- [WORK REQUIRED]: From the line containing "Convert this screenshot" through the last line of the records below, output every line exactly, both ends included, except the pictures.

Segment Start: INFORMATION PROVIDED

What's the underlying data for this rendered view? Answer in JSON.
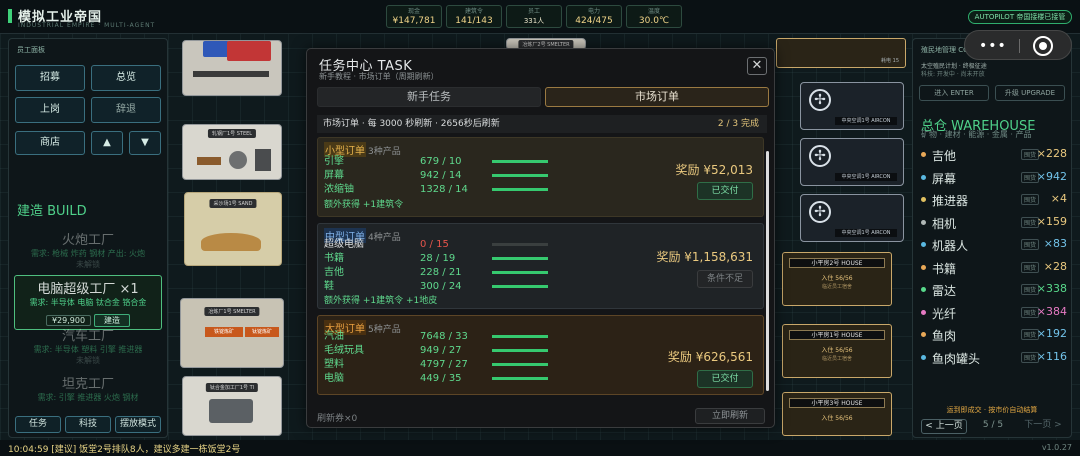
{
  "app": {
    "title": "模拟工业帝国",
    "subtitle": "INDUSTRIAL EMPIRE · MULTI-AGENT"
  },
  "stats": [
    {
      "label": "现金",
      "value": "¥147,781"
    },
    {
      "label": "建筑令",
      "value": "141/143"
    },
    {
      "label": "员工",
      "value": "331人"
    },
    {
      "label": "电力",
      "value": "424/475"
    },
    {
      "label": "温度",
      "value": "30.0℃"
    }
  ],
  "autopilot": "AUTOPILOT 帝国接楼已接管",
  "left_panel": {
    "header": "员工面板",
    "buttons": {
      "recruit": "招募",
      "overview": "总览",
      "onduty": "上岗",
      "resign": "辞退",
      "shop": "商店"
    },
    "build_header": "建造 BUILD",
    "items": [
      {
        "name": "火炮工厂",
        "req": "需求: 枪械 炸药 钢材  产出: 火炮",
        "status": "未解锁"
      },
      {
        "name": "电脑超级工厂 ×1",
        "req": "需求: 半导体 电脑 钛合金 铬合金",
        "price": "¥29,900",
        "build": "建造"
      },
      {
        "name": "汽车工厂",
        "req": "需求: 半导体 塑料 引擎 推进器",
        "status": "未解锁"
      },
      {
        "name": "坦克工厂",
        "req": "需求: 引擎 推进器 火炮 钢材",
        "status": "未解锁"
      }
    ],
    "bottom_buttons": {
      "task": "任务",
      "tech": "科技",
      "placemode": "摆放模式"
    }
  },
  "map": {
    "steel_plate": "轧钢厂1号 STEEL",
    "sand_plate": "采沙场1号 SAND",
    "smelter_plate": "冶炼厂1号 SMELTER",
    "smelter2_plate": "冶炼厂2号 SMELTER",
    "ti_plate": "钛合金加工厂1号 TI",
    "aircon_plate": "中央空调1号 AIRCON",
    "house_plates": [
      "小平房2号 HOUSE",
      "小平房1号 HOUSE",
      "小平房3号 HOUSE"
    ],
    "house_in": "入住 56/56",
    "house_note": "临近员工宿舍",
    "smelter_labels": [
      "铁锭炼矿",
      "钛锭炼矿"
    ],
    "power_tag": "耗电 15"
  },
  "right_panel": {
    "colony_header": "殖民地管理 COLONY",
    "colony_line1": "太空殖民计划 · 终极征途",
    "colony_line2": "科技: 开发中 · 尚未开放",
    "enter_btn": "进入 ENTER",
    "upgrade_btn": "升级 UPGRADE",
    "warehouse_header": "总仓 WAREHOUSE",
    "warehouse_sub": "矿物 · 建材 · 能源 · 金属 · 产品",
    "items": [
      {
        "name": "吉他",
        "qty": "×228",
        "dot": "#e8a857",
        "tone": "gold"
      },
      {
        "name": "屏幕",
        "qty": "×942",
        "dot": "#5ab8e0",
        "tone": "blue"
      },
      {
        "name": "推进器",
        "qty": "×4",
        "dot": "#e0c060",
        "tone": "gold"
      },
      {
        "name": "相机",
        "qty": "×159",
        "dot": "#b0b8b6",
        "tone": "gold"
      },
      {
        "name": "机器人",
        "qty": "×83",
        "dot": "#5ab8e0",
        "tone": "blue"
      },
      {
        "name": "书籍",
        "qty": "×28",
        "dot": "#e8a857",
        "tone": "gold"
      },
      {
        "name": "雷达",
        "qty": "×338",
        "dot": "#58d98b",
        "tone": "green"
      },
      {
        "name": "光纤",
        "qty": "×384",
        "dot": "#e67ac3",
        "tone": "pink"
      },
      {
        "name": "鱼肉",
        "qty": "×192",
        "dot": "#e8a857",
        "tone": "blue"
      },
      {
        "name": "鱼肉罐头",
        "qty": "×116",
        "dot": "#5ab8e0",
        "tone": "blue"
      }
    ],
    "item_tag": "囤货",
    "note": "运到即成交 · 按市价自动结算",
    "prev": "< 上一页",
    "page": "5 / 5",
    "next": "下一页 >"
  },
  "bottom": {
    "log": "10:04:59  [建议] 饭堂2号排队8人，建议多建一栋饭堂2号",
    "version": "v1.0.27"
  },
  "modal": {
    "title": "任务中心  TASK",
    "subtitle": "新手教程 · 市场订单（周期刷新）",
    "close": "✕",
    "tab_newbie": "新手任务",
    "tab_market": "市场订单",
    "info": "市场订单 · 每 3000 秒刷新 · 2656秒后刷新",
    "completed": "2 / 3 完成",
    "orders": [
      {
        "type": "小型订单",
        "count": "3种产品",
        "rows": [
          {
            "name": "引擎",
            "qty": "679 / 10",
            "fill": 1.0
          },
          {
            "name": "屏幕",
            "qty": "942 / 14",
            "fill": 1.0
          },
          {
            "name": "浓缩铀",
            "qty": "1328 / 14",
            "fill": 1.0
          }
        ],
        "extra": "额外获得 +1建筑令",
        "reward": "奖励 ¥52,013",
        "status": "已交付"
      },
      {
        "type": "中型订单",
        "count": "4种产品",
        "rows": [
          {
            "name": "超级电脑",
            "qty": "0 / 15",
            "fill": 0.0,
            "lack": true
          },
          {
            "name": "书籍",
            "qty": "28 / 19",
            "fill": 1.0
          },
          {
            "name": "吉他",
            "qty": "228 / 21",
            "fill": 1.0
          },
          {
            "name": "鞋",
            "qty": "300 / 24",
            "fill": 1.0
          }
        ],
        "extra": "额外获得 +1建筑令 +1地皮",
        "reward": "奖励 ¥1,158,631",
        "status": "条件不足"
      },
      {
        "type": "大型订单",
        "count": "5种产品",
        "rows": [
          {
            "name": "汽油",
            "qty": "7648 / 33",
            "fill": 1.0
          },
          {
            "name": "毛绒玩具",
            "qty": "949 / 27",
            "fill": 1.0
          },
          {
            "name": "塑料",
            "qty": "4797 / 27",
            "fill": 1.0
          },
          {
            "name": "电脑",
            "qty": "449 / 35",
            "fill": 1.0
          }
        ],
        "extra": "",
        "reward": "奖励 ¥626,561",
        "status": "已交付"
      }
    ],
    "footer": "刷新券×0",
    "refresh": "立即刷新"
  },
  "wechat": {
    "more": "•••"
  }
}
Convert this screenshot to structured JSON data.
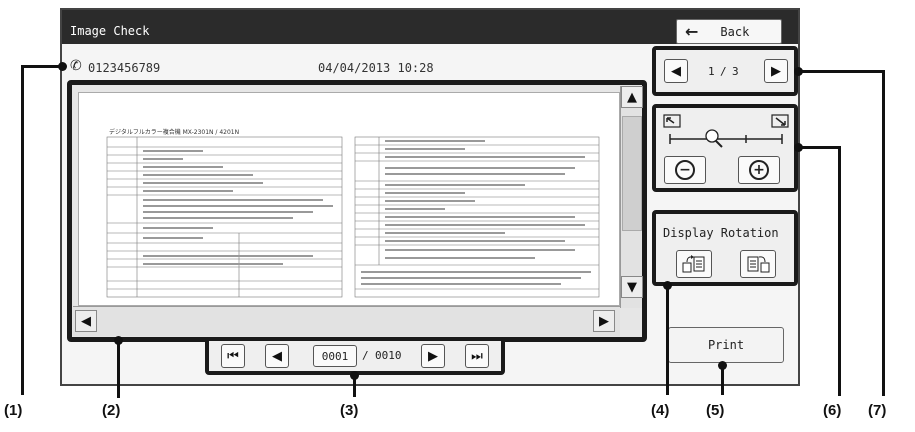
{
  "window": {
    "title": "Image Check",
    "back_label": "Back"
  },
  "info": {
    "phone_number": "0123456789",
    "datetime": "04/04/2013  10:28"
  },
  "document": {
    "heading": "デジタルフルカラー複合機 MX-2301N / 4201N"
  },
  "page_nav_top": {
    "current": "1",
    "separator": "/",
    "total": "3"
  },
  "page_nav_bottom": {
    "current": "0001",
    "separator": "/",
    "total": "0010"
  },
  "rotation": {
    "label": "Display Rotation"
  },
  "print": {
    "label": "Print"
  },
  "callouts": [
    "(1)",
    "(2)",
    "(3)",
    "(4)",
    "(5)",
    "(6)",
    "(7)"
  ],
  "icons": {
    "phone": "phone-icon",
    "back": "back-arrow-icon",
    "first": "first-page-icon",
    "prev": "prev-page-icon",
    "next": "next-page-icon",
    "last": "last-page-icon",
    "zoom_out": "zoom-out-icon",
    "zoom_in": "zoom-in-icon",
    "magnifier": "magnifier-icon",
    "rotate_left": "rotate-left-icon",
    "rotate_right": "rotate-right-icon"
  }
}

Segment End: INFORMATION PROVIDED

- [SOLUTION FOR THIS EXERCISE]:
Convert this screenshot to structured JSON data.
{
  "window": {
    "title": "Image Check",
    "back_label": "Back"
  },
  "info": {
    "phone_number": "0123456789",
    "datetime": "04/04/2013  10:28"
  },
  "document": {
    "heading": "デジタルフルカラー複合機 MX-2301N / 4201N"
  },
  "page_nav_top": {
    "current": "1",
    "separator": "/",
    "total": "3"
  },
  "page_nav_bottom": {
    "current": "0001",
    "separator": "/",
    "total": "0010"
  },
  "rotation": {
    "label": "Display Rotation"
  },
  "print": {
    "label": "Print"
  },
  "callouts": [
    "(1)",
    "(2)",
    "(3)",
    "(4)",
    "(5)",
    "(6)",
    "(7)"
  ],
  "icons": {
    "phone": "phone-icon",
    "back": "back-arrow-icon",
    "first": "first-page-icon",
    "prev": "prev-page-icon",
    "next": "next-page-icon",
    "last": "last-page-icon",
    "zoom_out": "zoom-out-icon",
    "zoom_in": "zoom-in-icon",
    "magnifier": "magnifier-icon",
    "rotate_left": "rotate-left-icon",
    "rotate_right": "rotate-right-icon"
  }
}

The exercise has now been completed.